WHAT THE TASK ASKS – Count how many lines of the data include the string "Judge", then say that number and stop.

RECORDED INFORMATION –
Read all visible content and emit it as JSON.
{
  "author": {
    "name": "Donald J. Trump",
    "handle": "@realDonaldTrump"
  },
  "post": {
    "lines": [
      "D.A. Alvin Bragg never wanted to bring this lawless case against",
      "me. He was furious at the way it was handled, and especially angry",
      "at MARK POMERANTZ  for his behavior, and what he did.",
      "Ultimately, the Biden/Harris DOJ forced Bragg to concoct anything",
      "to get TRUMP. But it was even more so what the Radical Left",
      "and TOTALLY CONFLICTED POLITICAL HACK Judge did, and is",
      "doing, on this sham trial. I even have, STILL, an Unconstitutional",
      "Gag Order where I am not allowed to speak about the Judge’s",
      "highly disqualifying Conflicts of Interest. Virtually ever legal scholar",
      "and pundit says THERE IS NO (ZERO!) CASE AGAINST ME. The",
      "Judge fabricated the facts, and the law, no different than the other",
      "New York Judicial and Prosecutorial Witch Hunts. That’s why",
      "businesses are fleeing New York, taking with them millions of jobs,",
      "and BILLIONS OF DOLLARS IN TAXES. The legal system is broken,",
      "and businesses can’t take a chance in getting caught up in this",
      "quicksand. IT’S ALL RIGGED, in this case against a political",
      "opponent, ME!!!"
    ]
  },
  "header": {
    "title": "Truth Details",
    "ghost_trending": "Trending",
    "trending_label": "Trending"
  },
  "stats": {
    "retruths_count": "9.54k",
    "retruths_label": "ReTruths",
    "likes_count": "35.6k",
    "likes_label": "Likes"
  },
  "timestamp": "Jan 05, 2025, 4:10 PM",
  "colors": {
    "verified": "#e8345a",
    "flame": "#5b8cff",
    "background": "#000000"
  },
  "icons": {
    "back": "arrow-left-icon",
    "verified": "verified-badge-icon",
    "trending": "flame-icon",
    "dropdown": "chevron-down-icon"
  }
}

OUTPUT OF THE EXERCISE – 3